- WHAT TO PRODUCE -
Once you have read the listing below, write all of it out again exactly.
"""
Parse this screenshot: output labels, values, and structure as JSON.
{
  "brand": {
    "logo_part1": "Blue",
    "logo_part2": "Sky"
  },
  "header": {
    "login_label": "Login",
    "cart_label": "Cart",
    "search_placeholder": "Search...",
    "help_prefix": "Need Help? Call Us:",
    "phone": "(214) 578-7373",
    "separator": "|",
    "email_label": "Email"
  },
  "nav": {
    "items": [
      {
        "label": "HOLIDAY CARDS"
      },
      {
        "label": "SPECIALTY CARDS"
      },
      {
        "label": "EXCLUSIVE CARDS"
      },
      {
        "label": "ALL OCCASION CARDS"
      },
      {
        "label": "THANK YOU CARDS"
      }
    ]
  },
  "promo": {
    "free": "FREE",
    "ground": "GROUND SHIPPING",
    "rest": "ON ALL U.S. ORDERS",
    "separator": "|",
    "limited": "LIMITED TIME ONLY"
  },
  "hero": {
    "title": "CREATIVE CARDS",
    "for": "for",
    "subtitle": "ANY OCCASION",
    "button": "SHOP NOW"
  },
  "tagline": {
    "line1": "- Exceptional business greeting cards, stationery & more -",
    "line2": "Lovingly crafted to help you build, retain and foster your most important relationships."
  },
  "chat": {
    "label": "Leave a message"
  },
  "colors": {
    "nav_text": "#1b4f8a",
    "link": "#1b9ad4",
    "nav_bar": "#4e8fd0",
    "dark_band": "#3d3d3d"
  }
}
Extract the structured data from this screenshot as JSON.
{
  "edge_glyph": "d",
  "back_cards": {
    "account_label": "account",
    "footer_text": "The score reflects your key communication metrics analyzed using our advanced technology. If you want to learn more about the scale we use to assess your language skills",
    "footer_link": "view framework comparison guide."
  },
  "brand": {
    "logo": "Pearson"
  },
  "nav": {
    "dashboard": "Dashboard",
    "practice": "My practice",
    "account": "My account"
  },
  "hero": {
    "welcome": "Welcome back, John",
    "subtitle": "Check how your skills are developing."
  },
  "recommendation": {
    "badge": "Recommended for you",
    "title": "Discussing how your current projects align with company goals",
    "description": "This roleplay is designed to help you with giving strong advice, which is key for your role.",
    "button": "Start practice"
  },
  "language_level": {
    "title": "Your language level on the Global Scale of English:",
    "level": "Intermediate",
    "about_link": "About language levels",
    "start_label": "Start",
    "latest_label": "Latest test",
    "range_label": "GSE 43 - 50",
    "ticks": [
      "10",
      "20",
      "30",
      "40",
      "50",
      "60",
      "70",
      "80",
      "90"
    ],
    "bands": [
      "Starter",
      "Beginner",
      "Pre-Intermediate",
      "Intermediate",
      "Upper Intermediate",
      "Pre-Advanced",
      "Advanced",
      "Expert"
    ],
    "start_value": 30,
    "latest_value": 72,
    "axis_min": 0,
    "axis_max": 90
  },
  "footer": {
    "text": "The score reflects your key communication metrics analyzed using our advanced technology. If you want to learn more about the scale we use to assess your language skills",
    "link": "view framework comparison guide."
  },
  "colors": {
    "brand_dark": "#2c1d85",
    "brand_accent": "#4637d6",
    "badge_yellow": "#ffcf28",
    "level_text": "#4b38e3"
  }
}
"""
- RESULT OF THE EXERCISE -
Parse this screenshot: output labels, values, and structure as JSON.
{
  "brand": {
    "logo_part1": "Blue",
    "logo_part2": "Sky"
  },
  "header": {
    "login_label": "Login",
    "cart_label": "Cart",
    "search_placeholder": "Search...",
    "help_prefix": "Need Help? Call Us:",
    "phone": "(214) 578-7373",
    "separator": "|",
    "email_label": "Email"
  },
  "nav": {
    "items": [
      {
        "label": "HOLIDAY CARDS"
      },
      {
        "label": "SPECIALTY CARDS"
      },
      {
        "label": "EXCLUSIVE CARDS"
      },
      {
        "label": "ALL OCCASION CARDS"
      },
      {
        "label": "THANK YOU CARDS"
      }
    ]
  },
  "promo": {
    "free": "FREE",
    "ground": "GROUND SHIPPING",
    "rest": "ON ALL U.S. ORDERS",
    "separator": "|",
    "limited": "LIMITED TIME ONLY"
  },
  "hero": {
    "title": "CREATIVE CARDS",
    "for": "for",
    "subtitle": "ANY OCCASION",
    "button": "SHOP NOW"
  },
  "tagline": {
    "line1": "- Exceptional business greeting cards, stationery & more -",
    "line2": "Lovingly crafted to help you build, retain and foster your most important relationships."
  },
  "chat": {
    "label": "Leave a message"
  },
  "colors": {
    "nav_text": "#1b4f8a",
    "link": "#1b9ad4",
    "nav_bar": "#4e8fd0",
    "dark_band": "#3d3d3d"
  }
}
Extract the structured data from this screenshot as JSON.
{
  "edge_glyph": "d",
  "back_cards": {
    "account_label": "account",
    "footer_text": "The score reflects your key communication metrics analyzed using our advanced technology. If you want to learn more about the scale we use to assess your language skills",
    "footer_link": "view framework comparison guide."
  },
  "brand": {
    "logo": "Pearson"
  },
  "nav": {
    "dashboard": "Dashboard",
    "practice": "My practice",
    "account": "My account"
  },
  "hero": {
    "welcome": "Welcome back, John",
    "subtitle": "Check how your skills are developing."
  },
  "recommendation": {
    "badge": "Recommended for you",
    "title": "Discussing how your current projects align with company goals",
    "description": "This roleplay is designed to help you with giving strong advice, which is key for your role.",
    "button": "Start practice"
  },
  "language_level": {
    "title": "Your language level on the Global Scale of English:",
    "level": "Intermediate",
    "about_link": "About language levels",
    "start_label": "Start",
    "latest_label": "Latest test",
    "range_label": "GSE 43 - 50",
    "ticks": [
      "10",
      "20",
      "30",
      "40",
      "50",
      "60",
      "70",
      "80",
      "90"
    ],
    "bands": [
      "Starter",
      "Beginner",
      "Pre-Intermediate",
      "Intermediate",
      "Upper Intermediate",
      "Pre-Advanced",
      "Advanced",
      "Expert"
    ],
    "start_value": 30,
    "latest_value": 72,
    "axis_min": 0,
    "axis_max": 90
  },
  "footer": {
    "text": "The score reflects your key communication metrics analyzed using our advanced technology. If you want to learn more about the scale we use to assess your language skills",
    "link": "view framework comparison guide."
  },
  "colors": {
    "brand_dark": "#2c1d85",
    "brand_accent": "#4637d6",
    "badge_yellow": "#ffcf28",
    "level_text": "#4b38e3"
  }
}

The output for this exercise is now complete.